- [What you should do] From the entries below, gather every line containing the string "marketing".
┄┄┄┄┄┄
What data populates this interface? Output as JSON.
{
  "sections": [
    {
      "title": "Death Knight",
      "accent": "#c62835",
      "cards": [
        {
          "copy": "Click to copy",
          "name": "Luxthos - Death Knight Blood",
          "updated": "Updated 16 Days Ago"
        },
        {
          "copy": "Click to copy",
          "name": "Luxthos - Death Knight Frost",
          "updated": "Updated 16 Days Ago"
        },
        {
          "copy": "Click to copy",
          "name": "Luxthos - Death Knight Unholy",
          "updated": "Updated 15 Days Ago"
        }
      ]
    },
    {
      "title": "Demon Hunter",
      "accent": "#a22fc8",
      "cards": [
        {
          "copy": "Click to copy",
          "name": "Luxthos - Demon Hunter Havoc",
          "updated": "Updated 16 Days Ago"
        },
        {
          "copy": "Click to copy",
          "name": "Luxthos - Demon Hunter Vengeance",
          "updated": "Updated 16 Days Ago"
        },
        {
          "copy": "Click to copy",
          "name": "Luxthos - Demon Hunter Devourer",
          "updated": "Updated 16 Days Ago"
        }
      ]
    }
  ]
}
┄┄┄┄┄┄
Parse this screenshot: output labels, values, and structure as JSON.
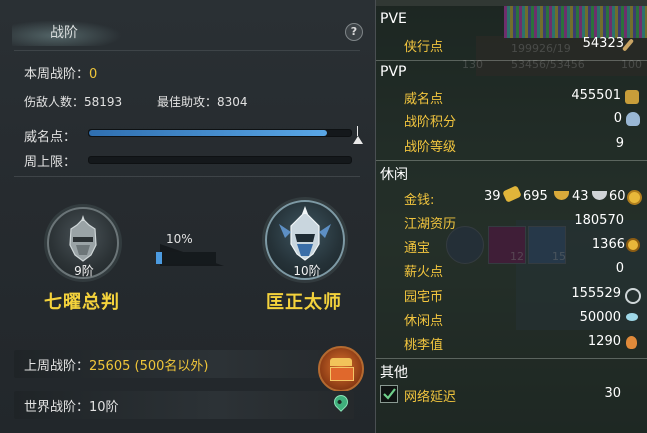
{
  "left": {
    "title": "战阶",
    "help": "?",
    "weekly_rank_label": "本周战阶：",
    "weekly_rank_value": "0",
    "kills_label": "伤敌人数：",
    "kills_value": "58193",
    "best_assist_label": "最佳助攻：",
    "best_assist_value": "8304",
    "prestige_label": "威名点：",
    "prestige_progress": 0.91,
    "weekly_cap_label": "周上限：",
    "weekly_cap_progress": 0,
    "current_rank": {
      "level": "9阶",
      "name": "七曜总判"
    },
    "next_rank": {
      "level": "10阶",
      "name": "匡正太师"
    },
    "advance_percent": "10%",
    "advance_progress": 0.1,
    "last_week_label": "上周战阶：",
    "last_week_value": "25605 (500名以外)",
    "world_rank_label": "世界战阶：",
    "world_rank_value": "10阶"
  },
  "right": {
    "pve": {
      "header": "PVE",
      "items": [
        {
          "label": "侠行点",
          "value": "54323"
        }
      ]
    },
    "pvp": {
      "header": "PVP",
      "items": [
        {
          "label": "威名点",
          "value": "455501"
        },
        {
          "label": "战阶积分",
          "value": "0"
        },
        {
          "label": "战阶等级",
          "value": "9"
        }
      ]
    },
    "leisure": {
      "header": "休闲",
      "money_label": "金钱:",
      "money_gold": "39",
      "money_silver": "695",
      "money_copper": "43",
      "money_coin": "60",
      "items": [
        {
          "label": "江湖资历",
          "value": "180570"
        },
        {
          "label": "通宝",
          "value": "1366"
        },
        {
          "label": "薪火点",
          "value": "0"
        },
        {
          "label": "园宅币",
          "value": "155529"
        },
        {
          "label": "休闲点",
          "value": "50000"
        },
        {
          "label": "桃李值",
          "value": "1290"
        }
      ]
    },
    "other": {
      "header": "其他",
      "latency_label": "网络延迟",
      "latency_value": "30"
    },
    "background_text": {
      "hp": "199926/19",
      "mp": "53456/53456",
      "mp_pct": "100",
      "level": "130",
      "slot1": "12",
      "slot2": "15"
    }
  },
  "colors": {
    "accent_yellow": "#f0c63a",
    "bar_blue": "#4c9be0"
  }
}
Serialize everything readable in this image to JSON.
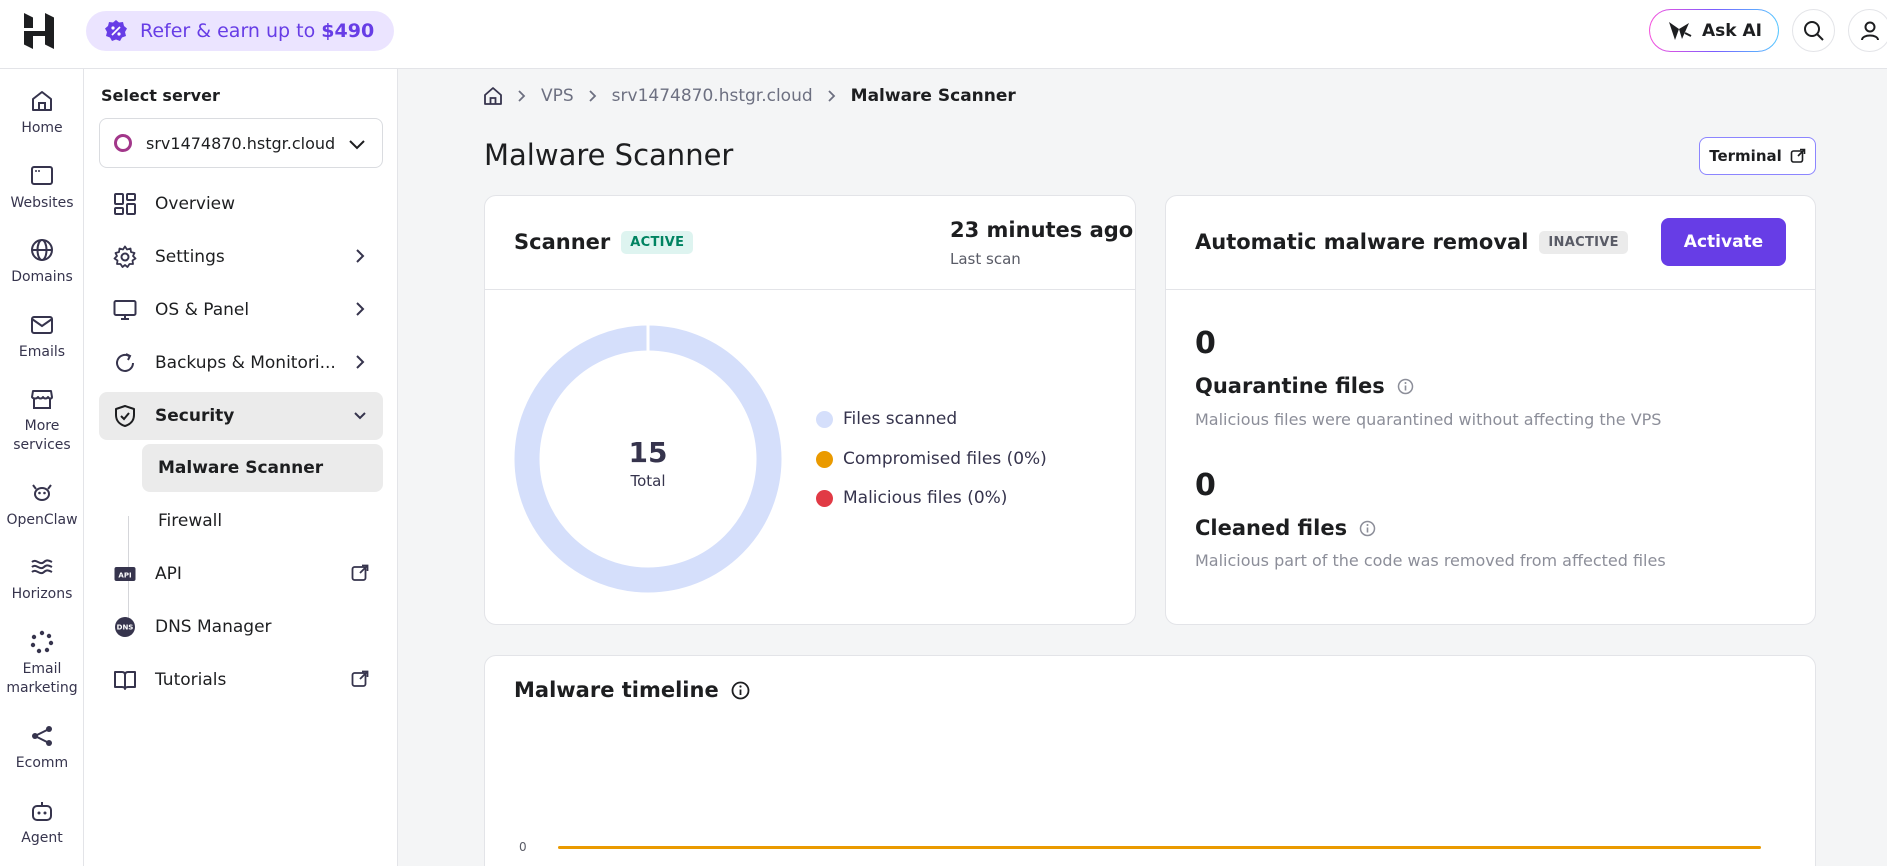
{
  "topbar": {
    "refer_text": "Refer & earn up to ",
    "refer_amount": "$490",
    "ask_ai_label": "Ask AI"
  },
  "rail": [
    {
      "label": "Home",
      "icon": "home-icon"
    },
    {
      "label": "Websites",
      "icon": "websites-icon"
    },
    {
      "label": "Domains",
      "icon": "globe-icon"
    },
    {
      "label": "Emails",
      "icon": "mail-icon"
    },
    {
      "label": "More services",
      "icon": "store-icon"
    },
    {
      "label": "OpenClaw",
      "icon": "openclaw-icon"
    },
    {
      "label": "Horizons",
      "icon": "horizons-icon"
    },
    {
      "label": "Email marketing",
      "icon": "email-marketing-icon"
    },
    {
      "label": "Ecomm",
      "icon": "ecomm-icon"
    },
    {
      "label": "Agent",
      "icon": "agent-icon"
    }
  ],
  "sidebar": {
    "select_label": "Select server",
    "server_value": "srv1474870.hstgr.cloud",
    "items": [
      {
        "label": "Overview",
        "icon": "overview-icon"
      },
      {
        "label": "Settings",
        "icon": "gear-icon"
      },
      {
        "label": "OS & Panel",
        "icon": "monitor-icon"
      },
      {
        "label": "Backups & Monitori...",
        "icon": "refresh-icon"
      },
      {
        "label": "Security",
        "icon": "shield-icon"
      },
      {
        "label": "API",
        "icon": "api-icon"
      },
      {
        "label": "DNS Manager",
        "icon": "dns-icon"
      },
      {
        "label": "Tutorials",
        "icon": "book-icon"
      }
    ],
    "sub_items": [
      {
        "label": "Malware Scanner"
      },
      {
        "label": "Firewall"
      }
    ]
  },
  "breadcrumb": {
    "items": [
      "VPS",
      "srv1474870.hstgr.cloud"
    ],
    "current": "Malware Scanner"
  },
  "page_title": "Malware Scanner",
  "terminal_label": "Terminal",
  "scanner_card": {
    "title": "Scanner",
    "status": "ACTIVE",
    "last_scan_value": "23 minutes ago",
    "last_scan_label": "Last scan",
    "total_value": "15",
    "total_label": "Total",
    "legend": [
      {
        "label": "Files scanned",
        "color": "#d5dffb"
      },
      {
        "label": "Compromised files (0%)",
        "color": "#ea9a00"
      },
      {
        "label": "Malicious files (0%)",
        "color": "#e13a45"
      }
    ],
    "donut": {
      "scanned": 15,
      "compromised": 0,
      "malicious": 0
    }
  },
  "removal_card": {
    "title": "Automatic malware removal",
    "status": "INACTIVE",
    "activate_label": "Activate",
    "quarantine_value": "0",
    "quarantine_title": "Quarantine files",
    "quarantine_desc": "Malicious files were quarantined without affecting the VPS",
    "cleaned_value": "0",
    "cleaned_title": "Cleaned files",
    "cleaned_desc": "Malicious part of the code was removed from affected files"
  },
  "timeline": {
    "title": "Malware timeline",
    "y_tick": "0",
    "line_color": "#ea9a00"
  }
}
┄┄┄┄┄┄
- [Finished task]
      "label": "Email marketing",
      "icon": "email-marketing-icon"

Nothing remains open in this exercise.